---------- The data ----------
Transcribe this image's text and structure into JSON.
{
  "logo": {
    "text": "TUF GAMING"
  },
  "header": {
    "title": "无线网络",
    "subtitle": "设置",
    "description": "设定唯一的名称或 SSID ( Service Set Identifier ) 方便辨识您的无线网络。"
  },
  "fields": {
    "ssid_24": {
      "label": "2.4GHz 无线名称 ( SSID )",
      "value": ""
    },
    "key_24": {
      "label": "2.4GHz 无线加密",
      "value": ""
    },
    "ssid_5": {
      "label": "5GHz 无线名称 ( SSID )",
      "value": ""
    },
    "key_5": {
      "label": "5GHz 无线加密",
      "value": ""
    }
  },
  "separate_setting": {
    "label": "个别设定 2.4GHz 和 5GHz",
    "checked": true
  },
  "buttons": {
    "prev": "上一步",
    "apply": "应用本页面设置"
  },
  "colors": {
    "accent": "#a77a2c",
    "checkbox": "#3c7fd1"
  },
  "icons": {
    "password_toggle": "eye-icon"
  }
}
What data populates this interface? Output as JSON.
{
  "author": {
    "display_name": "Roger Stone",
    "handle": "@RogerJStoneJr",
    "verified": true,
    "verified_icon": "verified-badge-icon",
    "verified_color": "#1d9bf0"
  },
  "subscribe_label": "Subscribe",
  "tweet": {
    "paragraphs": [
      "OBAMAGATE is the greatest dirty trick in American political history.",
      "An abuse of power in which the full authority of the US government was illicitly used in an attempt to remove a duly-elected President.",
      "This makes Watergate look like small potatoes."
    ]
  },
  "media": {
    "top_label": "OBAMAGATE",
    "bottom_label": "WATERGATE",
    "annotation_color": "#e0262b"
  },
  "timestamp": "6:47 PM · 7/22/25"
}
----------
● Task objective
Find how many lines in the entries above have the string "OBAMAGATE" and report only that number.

● Response below
2